For Columbus Day, we feature an excerpt from Chapter One of A People’s History of the United States. Howard Zinn describes why he tells the story of Columbus’s arrival “from the viewpoint of the Arawaks” and “the inevitable taking of sides which comes from selection and emphasis in history.” This is followed by additional resources for examining the impact of Columbus’s arrival. Read More
With Banned Book Week (Sept. 21-28) in full swing, we call attention to the recent—sometimes successful—attempts to ban Howard Zinn’s A People’s History of the United States.
In 2012, the Tucson Unified School District decided to abolish the highly-successful Mexican American Studies Program and called for an immediate removal of all program books, including A People’s History of the United States and other people’s history texts.
In 2013, Indiana Governor Mitch Daniels orders to ban the use of any of Zinn’s books in K-12 classrooms gained national attention, especially since Daniels is now the president of Purdue University. Read More
On April 20, 1914, the Colorado National Guard attacked a tent colony of 1,200 striking coal miners and their families in Ludlow, Colorado. An estimated two dozen people were killed, including young children.
Known as the Ludlow Massacre, Howard Zinn described its importance and obscurity in The Politics of History, “The culminating act of perhaps the most violent struggle between corporate power and laboring men in American history. Despite five thousands pages of testimony, taken at the time by Congressional investigating bodies, it remains an obscure event, rarely mentioned in textbooks on American history.”
In Howard Zinn’s brilliant, timely play, Karl Marx launches into a passionate, funny and moving defense of his life and political ideas.
The play is an excellent introduction to Marx’s life, his analysis of society, and his passion for radical change. Marx uses current news and events to show how his ideas still resonate.
Visit www.ironagetheatre.org for more information and reviews.
In August 2014, a new version of HowardZinn.org launched to provide greater online access to articles, interviews, and other works by and about Howard Zinn. The website also offers a comprehensive list of books by Howard Zinn and announcements about events based on Zinn’s work. Additional articles, interviews, photos, and other archival materials will be added to the site in the months ahead.

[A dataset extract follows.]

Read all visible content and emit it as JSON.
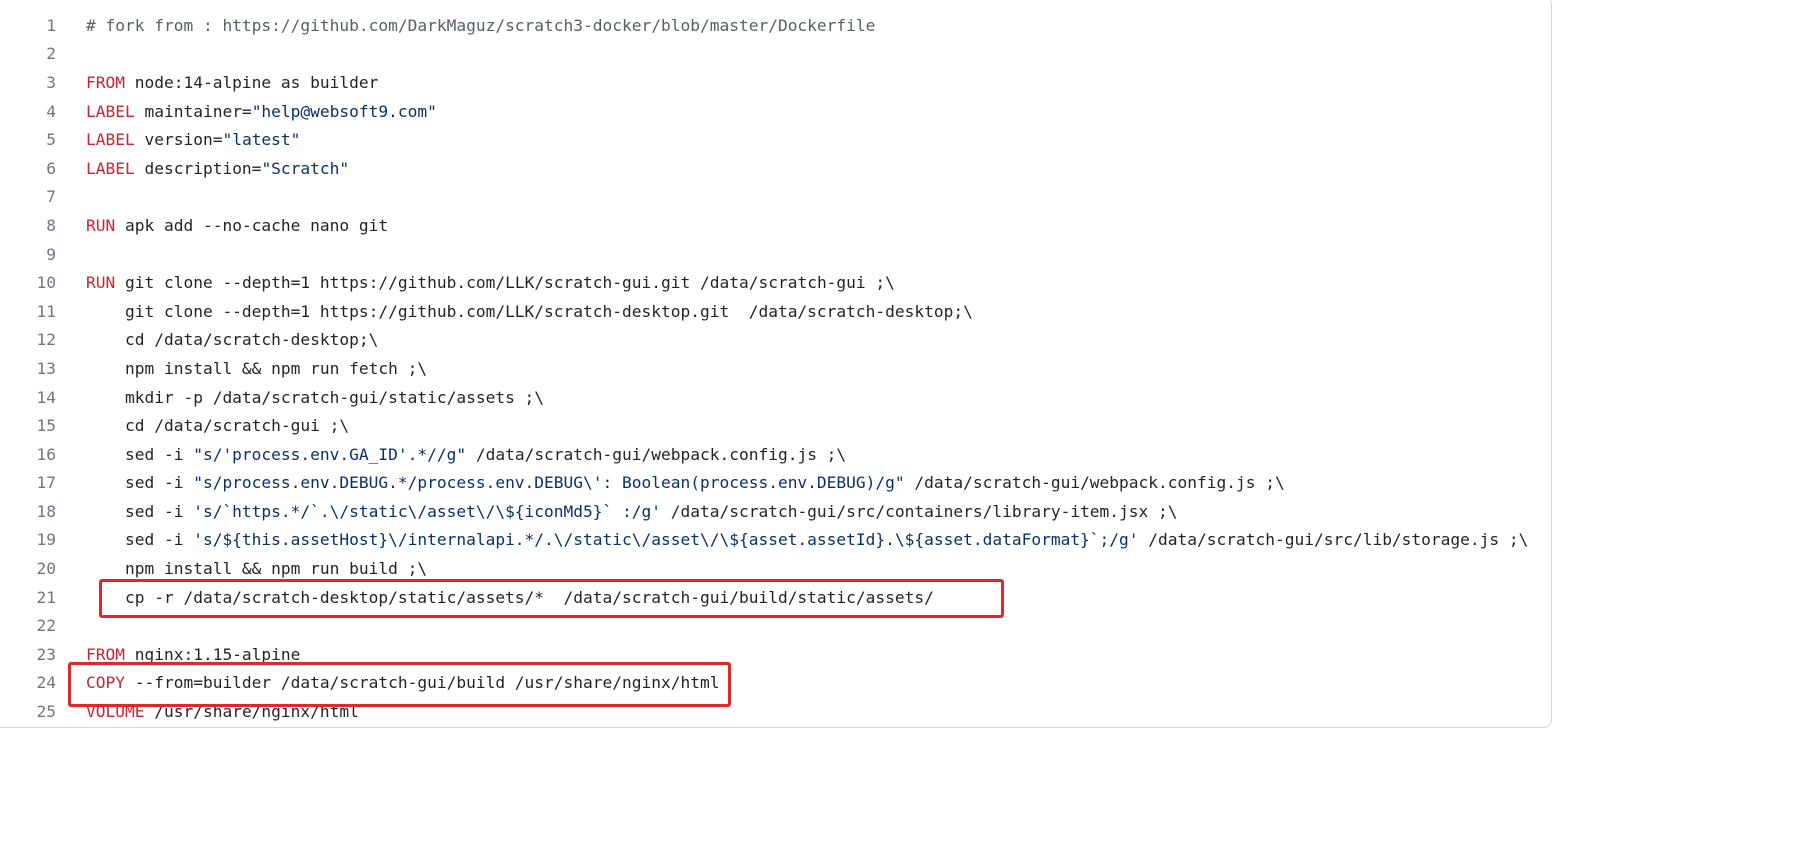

If you have additional interviews or archival materials by Howard Zinn that can be published online, email email@example.com.
On April 24, 2014, a daylong symposium was held at New York University (NYU) to celebrate the donation of Zinn’s personal papers to NYU’s Tamiment Library by his children, Myla Kabat-Zinn and Jeff Zinn. Included in the donation are Zinn’s personal correspondences, school and military records, FBI files, datebooks, biographical articles, and interviews.
Memorial Day will be celebrated … by the usual betrayal of the dead, by the hypocritical patriotism of the politicians and contractors preparing for more wars, more graves to receive more flowers on future Memorial Days. The memory of the dead deserves a different dedication. To peace, to defiance of governments.
By Alison Kysia
Most famously, former Indiana Governor Mitch Daniels celebrated Zinn’s death in emails to his education lieutenants and ordered them to find and remove Zinn’s book, A People’s History of the United States, from schools and teacher education programs. Read More
By Andrea Germano
In organizing a Howard Zinn read-in at Purdue University, students have cultivated what is described as an “imaginative and defiant response to the corporate attack on our students and our schools.”Controversy flared the summer when the Associated Press revealed that Mitch Daniels, former Indiana Governor and now Purdue University president, attempted to censor Howard Zinn’s classic A People’s History of the United States from Indiana classrooms. Read More
By Bill Bigelow
Howard Zinn, author of A People’s History of the United States, one of the country’s most widely read history books, died on January 27, 2010. Shortly after, then-Governor of Indiana Mitch Daniels got on his computer and fired off an email to the state’s top education officials: “This terrible anti-American academic has finally passed away.” Read More